[Task prompt] Line by line, the entries below are to be reproduced unaltered.

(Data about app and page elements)
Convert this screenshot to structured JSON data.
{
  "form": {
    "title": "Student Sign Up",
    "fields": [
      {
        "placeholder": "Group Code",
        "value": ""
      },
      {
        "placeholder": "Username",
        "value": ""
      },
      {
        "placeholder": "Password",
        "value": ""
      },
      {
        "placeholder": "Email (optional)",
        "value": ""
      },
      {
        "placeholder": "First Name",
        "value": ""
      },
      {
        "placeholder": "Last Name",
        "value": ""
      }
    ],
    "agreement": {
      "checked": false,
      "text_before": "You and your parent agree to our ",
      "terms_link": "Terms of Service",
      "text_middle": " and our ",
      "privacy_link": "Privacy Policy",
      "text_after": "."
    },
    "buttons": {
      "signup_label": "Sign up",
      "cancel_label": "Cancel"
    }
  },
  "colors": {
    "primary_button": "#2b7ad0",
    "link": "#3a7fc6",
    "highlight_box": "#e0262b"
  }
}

[Output]
Convert this screenshot to structured JSON data.
{
  "form": {
    "title": "Student Sign Up",
    "fields": [
      {
        "placeholder": "Group Code",
        "value": ""
      },
      {
        "placeholder": "Username",
        "value": ""
      },
      {
        "placeholder": "Password",
        "value": ""
      },
      {
        "placeholder": "Email (optional)",
        "value": ""
      },
      {
        "placeholder": "First Name",
        "value": ""
      },
      {
        "placeholder": "Last Name",
        "value": ""
      }
    ],
    "agreement": {
      "checked": false,
      "text_before": "You and your parent agree to our ",
      "terms_link": "Terms of Service",
      "text_middle": " and our ",
      "privacy_link": "Privacy Policy",
      "text_after": "."
    },
    "buttons": {
      "signup_label": "Sign up",
      "cancel_label": "Cancel"
    }
  },
  "colors": {
    "primary_button": "#2b7ad0",
    "link": "#3a7fc6",
    "highlight_box": "#e0262b"
  }
}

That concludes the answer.